Before the intention to scribble ideas down gets submerged in the tsunami of other concerns, here's a sketch for the questions to be addressed by a Roundtable on Computers in Classrooms:

What is a computer classroom?What works and what doesn't? What are the unique opportunities? What does the teacher/the student give up/gain? What software needs to be invented/developed? What's the range of configurations for various purposes? Which multi-purpose designs are least constraining? What are the support issues and solutions? What are the upgrade paths and pitfalls? What are the networking implications and barriers? Various models, with implications: Lab, Overhead Projector, Cluster, Asynchronous, Portable, Distributed, others? What activities are only possible with? What activities are foredoomed by? What are the hardware limitations of the moment? What do instructors have to know before attempting to teach with computers? What are students supposed to DO, and how does the activity actually IMPROVE their education?

These are all probems for which we have the haziest understanding, built of hopes and prejudices and character-building episodes. Most of us who have used computers to teach have plenty of horror stories, but quite a few happy outcomes as well.

We at W&L really don't have a very clear vision of the range of configurations in use, and we need that in order to design flexible and appropriate facilities for the immediate future. It's unfortunate that the half-life of the hardware (and the software!) is so brief --making innovation perilous-- and vexatious that last year's solutions are so often risible.

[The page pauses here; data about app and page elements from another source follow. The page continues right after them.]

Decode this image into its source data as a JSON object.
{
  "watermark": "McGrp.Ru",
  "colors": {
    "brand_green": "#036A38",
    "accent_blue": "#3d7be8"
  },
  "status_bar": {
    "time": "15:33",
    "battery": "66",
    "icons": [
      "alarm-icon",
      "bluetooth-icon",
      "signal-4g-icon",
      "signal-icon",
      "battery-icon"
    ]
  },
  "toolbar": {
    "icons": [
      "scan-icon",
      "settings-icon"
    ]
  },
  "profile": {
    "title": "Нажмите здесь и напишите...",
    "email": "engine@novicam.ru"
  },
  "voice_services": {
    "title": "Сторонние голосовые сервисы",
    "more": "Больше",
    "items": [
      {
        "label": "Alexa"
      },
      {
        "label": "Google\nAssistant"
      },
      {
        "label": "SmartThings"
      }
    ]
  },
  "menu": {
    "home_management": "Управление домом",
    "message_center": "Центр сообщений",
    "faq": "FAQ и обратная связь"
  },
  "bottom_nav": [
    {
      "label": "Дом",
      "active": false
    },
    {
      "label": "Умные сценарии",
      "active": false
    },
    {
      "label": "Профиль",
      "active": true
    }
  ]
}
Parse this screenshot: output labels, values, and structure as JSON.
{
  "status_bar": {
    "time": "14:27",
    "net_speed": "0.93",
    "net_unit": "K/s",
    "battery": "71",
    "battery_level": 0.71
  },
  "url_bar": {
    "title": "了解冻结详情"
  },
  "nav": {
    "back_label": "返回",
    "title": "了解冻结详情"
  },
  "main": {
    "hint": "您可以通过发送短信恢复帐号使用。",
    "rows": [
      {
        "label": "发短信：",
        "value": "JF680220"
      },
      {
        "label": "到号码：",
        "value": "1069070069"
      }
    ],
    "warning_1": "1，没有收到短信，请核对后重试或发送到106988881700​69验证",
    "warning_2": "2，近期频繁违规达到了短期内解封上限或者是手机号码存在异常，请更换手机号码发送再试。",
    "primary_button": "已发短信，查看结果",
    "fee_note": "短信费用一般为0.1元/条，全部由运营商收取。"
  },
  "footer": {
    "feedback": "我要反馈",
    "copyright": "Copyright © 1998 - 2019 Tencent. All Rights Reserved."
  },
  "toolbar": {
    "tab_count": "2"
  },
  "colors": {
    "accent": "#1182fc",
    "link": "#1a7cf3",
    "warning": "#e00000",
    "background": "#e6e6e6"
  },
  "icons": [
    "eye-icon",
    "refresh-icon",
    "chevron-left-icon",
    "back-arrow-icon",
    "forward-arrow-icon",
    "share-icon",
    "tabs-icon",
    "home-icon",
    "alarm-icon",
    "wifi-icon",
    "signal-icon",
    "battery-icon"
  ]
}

Bluetooth wireless?

8 October
Passepartout: working toward a proposal for Mobile Electronic Classrooms For Washington & Lee University